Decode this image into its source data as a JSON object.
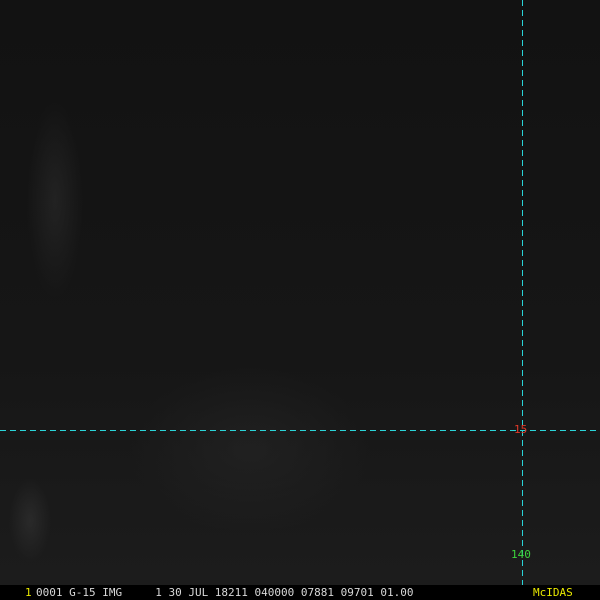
{
  "colors": {
    "background": "#141414",
    "graticule": "#2ad4d8",
    "latitude_label": "#e03a2a",
    "longitude_label": "#3cd43c",
    "status_text": "#d8d8d8",
    "frame_number": "#e8e800",
    "brand": "#e8e800"
  },
  "graticule": {
    "latitude_label": "15",
    "longitude_label": "140"
  },
  "status": {
    "frame_number": "1",
    "line": "0001 G-15 IMG     1 30 JUL 18211 040000 07881 09701 01.00",
    "brand": "McIDAS"
  }
}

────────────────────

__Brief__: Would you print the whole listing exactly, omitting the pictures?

__Output__:
Decode this image into its source data as a JSON object.
{
  "colors": {
    "background": "#141414",
    "graticule": "#2ad4d8",
    "latitude_label": "#e03a2a",
    "longitude_label": "#3cd43c",
    "status_text": "#d8d8d8",
    "frame_number": "#e8e800",
    "brand": "#e8e800"
  },
  "graticule": {
    "latitude_label": "15",
    "longitude_label": "140"
  },
  "status": {
    "frame_number": "1",
    "line": "0001 G-15 IMG     1 30 JUL 18211 040000 07881 09701 01.00",
    "brand": "McIDAS"
  }
}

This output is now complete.